1.Notice how the Tent Band torbas main gol are incomplete and truncated by the side borders. This drawing style is extremely rare in Turkmen weavings, and especially so in Tekke products. It is believed by many, RK included, to demonstrate the weavers belief the torbas gol were not a static and fixed in place but rather part of a limitless and far larger universe, one that exists outside and independent of the borders which in almost all other Tekke torba define the usual confined space Turkmen weavings exhibit.
2.Notice the unique tertiary gol between the minor gol in the Tent Band example. This icon is quite reminiscent of certain similar icon found on some early Saryk weavings, particularly engsi and certain chuval.
3.Notice the Tent Band torbas far more complex and delineated main border. In fact, RK considers it to be the prototype for the more simple and two-dimensional one on the Bradley torba.
There are a number of other differences and perhaps our more astute and experienced readers will be able to determine them without our assistance.
Suffice it to say the Bradley torba was a good buy and we congratulate the new owner on his purchase.
Time is now ripe for detailed and intensive commentaries concerning not only Turkmen weavings but all other types as well.

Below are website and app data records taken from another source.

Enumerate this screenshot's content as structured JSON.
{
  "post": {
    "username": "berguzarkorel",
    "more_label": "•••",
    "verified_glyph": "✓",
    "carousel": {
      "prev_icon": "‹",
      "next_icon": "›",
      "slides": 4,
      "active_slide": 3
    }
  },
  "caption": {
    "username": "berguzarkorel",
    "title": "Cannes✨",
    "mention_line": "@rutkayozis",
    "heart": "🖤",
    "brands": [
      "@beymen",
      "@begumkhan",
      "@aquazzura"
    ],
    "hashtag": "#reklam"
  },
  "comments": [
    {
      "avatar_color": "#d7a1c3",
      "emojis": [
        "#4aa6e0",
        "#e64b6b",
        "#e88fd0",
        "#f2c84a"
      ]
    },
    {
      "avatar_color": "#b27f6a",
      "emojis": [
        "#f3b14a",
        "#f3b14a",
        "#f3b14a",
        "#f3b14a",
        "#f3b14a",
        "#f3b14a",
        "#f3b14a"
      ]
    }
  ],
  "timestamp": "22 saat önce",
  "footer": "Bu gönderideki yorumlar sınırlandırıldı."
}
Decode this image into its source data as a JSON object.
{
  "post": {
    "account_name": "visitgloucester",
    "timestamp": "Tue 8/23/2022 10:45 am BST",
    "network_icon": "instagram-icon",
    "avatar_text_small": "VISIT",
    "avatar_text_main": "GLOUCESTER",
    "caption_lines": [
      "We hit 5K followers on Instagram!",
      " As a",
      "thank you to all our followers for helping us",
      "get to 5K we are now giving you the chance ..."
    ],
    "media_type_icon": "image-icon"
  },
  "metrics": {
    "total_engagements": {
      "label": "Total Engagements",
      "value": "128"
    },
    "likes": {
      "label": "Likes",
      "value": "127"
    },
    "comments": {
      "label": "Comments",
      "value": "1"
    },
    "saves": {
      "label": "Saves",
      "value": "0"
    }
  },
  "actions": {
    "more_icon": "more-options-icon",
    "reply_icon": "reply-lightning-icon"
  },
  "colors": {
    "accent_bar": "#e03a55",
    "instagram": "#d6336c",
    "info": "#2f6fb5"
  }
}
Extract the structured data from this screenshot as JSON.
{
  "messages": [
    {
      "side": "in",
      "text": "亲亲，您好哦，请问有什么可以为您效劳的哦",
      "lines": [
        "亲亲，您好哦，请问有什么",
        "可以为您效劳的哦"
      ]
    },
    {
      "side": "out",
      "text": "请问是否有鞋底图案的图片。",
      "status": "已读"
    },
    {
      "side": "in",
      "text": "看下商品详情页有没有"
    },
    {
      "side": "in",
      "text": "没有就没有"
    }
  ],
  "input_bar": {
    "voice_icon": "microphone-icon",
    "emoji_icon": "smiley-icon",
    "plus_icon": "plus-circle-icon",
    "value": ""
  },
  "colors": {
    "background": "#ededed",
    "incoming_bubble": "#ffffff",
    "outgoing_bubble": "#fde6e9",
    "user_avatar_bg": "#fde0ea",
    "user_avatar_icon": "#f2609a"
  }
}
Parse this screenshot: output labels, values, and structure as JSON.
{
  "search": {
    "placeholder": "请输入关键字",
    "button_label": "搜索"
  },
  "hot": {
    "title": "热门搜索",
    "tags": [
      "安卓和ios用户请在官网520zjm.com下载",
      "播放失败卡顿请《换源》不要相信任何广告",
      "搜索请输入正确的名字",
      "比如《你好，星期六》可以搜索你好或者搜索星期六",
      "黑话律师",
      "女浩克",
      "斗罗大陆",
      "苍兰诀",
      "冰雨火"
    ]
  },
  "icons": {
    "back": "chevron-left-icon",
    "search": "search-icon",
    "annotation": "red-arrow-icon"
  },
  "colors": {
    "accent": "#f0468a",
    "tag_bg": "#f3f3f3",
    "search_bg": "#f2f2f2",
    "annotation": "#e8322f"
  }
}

It is also time for rug journalists and pundits, like hali, to leave behind in the dust words like star which say nothing but leave an impression of importance without properly explaining why.
Also, though the 17,500 USD price paid for our torba at the aborted and highly corrupt Tent Band sale at sotheby in December1990, still is a public record it surely is not the record price paid for a Tekke torba. Far from it..
And BTW: the "Amu Darya" prayer rug sold recently in Sweden for almost 120,000 USD, which was the other piece mentioned in the hali review, is, like the Tekke torba, similar to two earlier and far more historic examples - one in the Dudin Collection in Russia and another early example of the type that was at one time offered by a now disgraced austrian dealer.
Again the prayer rug that just sold in Sweden, like the Bradley torba, is a very good example of an extremely rare type of Turkmen weaving but, also like the Bradley torba, it is really not in the same league as the other, closely related, examples we have cited.
If RK has any one bone to pick at with hali it would be their inability to properly place weavings like the Tekke torba and 'Amu Darya' prayer rug in the continuum of similar examples and, of course , within the far larger corpus of known Turkmen weavings.